> [PROBLEM REQUIREMENTS] Each line of the entries below that includes "commands" belongs in your answer.

> [EXTRACTED DATA]
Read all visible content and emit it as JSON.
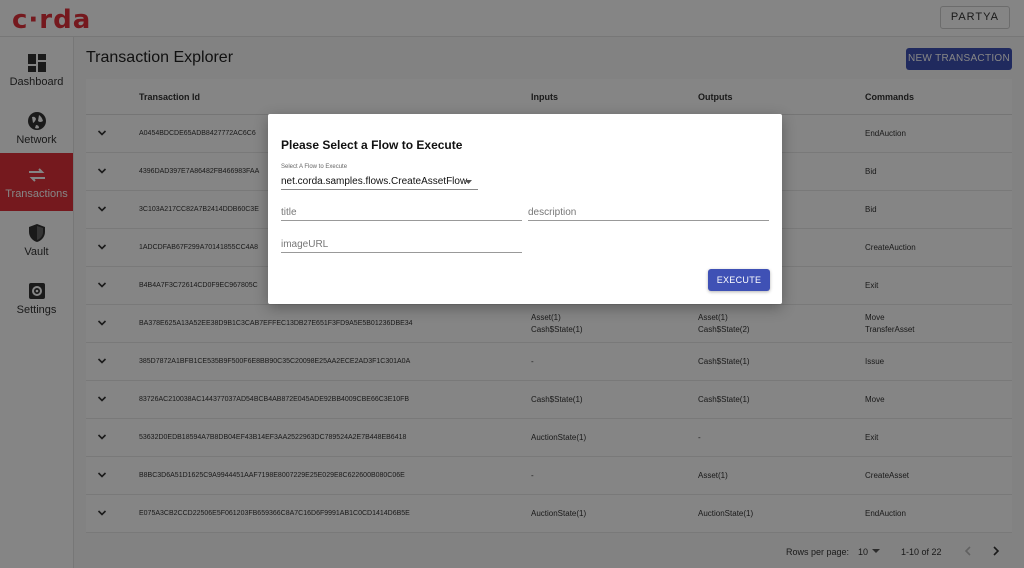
{
  "app": {
    "logo": "c·rda",
    "user": "PARTYA"
  },
  "sidebar": {
    "items": [
      {
        "label": "Dashboard"
      },
      {
        "label": "Network"
      },
      {
        "label": "Transactions"
      },
      {
        "label": "Vault"
      },
      {
        "label": "Settings"
      }
    ],
    "active": "Transactions"
  },
  "main": {
    "title": "Transaction Explorer",
    "new_button": "NEW TRANSACTION"
  },
  "table": {
    "headers": {
      "id": "Transaction Id",
      "inputs": "Inputs",
      "outputs": "Outputs",
      "commands": "Commands"
    },
    "rows": [
      {
        "id": "A0454BDCDE65ADB8427772AC6C6",
        "inputs": "",
        "outputs": "",
        "commands": "EndAuction"
      },
      {
        "id": "4396DAD397E7A86482FB466983FAA",
        "inputs": "",
        "outputs": "",
        "commands": "Bid"
      },
      {
        "id": "3C103A217CC82A7B2414DDB60C3E",
        "inputs": "",
        "outputs": "",
        "commands": "Bid"
      },
      {
        "id": "1ADCDFAB67F299A70141855CC4A8",
        "inputs": "",
        "outputs": "",
        "commands": "CreateAuction"
      },
      {
        "id": "B4B4A7F3C72614CD0F9EC967805C",
        "inputs": "",
        "outputs": "",
        "commands": "Exit"
      },
      {
        "id": "BA378E625A13A52EE38D9B1C3CAB7EFFEC13DB27E651F3FD9A5E5B01236DBE34",
        "inputs": "Asset(1)\nCash$State(1)",
        "outputs": "Asset(1)\nCash$State(2)",
        "commands": "Move\nTransferAsset"
      },
      {
        "id": "385D7872A1BFB1CE535B9F500F6E8BB90C35C20098E25AA2ECE2AD3F1C301A0A",
        "inputs": "-",
        "outputs": "Cash$State(1)",
        "commands": "Issue"
      },
      {
        "id": "83726AC210038AC144377037AD54BCB4AB872E045ADE92BB4009CBE66C3E10FB",
        "inputs": "Cash$State(1)",
        "outputs": "Cash$State(1)",
        "commands": "Move"
      },
      {
        "id": "53632D0EDB18594A7B8DB04EF43B14EF3AA2522963DC789524A2E7B448EB6418",
        "inputs": "AuctionState(1)",
        "outputs": "-",
        "commands": "Exit"
      },
      {
        "id": "B8BC3D6A51D1625C9A9944451AAF7198E8007229E25E029E8C622600B080C06E",
        "inputs": "-",
        "outputs": "Asset(1)",
        "commands": "CreateAsset"
      },
      {
        "id": "E075A3CB2CCD22506E5F061203FB659366C8A7C16D6F9991AB1C0CD1414D6B5E",
        "inputs": "AuctionState(1)",
        "outputs": "AuctionState(1)",
        "commands": "EndAuction"
      }
    ]
  },
  "pagination": {
    "rows_per_page_label": "Rows per page:",
    "rows_per_page": "10",
    "range": "1-10 of 22"
  },
  "dialog": {
    "title": "Please Select a Flow to Execute",
    "select_label": "Select A Flow to Execute",
    "select_value": "net.corda.samples.flows.CreateAssetFlow",
    "title_placeholder": "title",
    "description_placeholder": "description",
    "image_placeholder": "imageURL",
    "execute_label": "EXECUTE"
  },
  "colors": {
    "brand": "#e0313a",
    "primary": "#3f51b5"
  }
}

> [ANSWER BOX]
      "commands": "Commands"
        "commands": "EndAuction"
        "commands": "Bid"
        "commands": "Bid"
        "commands": "CreateAuction"
        "commands": "Exit"
        "commands": "Move\nTransferAsset"
        "commands": "Issue"
        "commands": "Move"
        "commands": "Exit"
        "commands": "CreateAsset"
        "commands": "EndAuction"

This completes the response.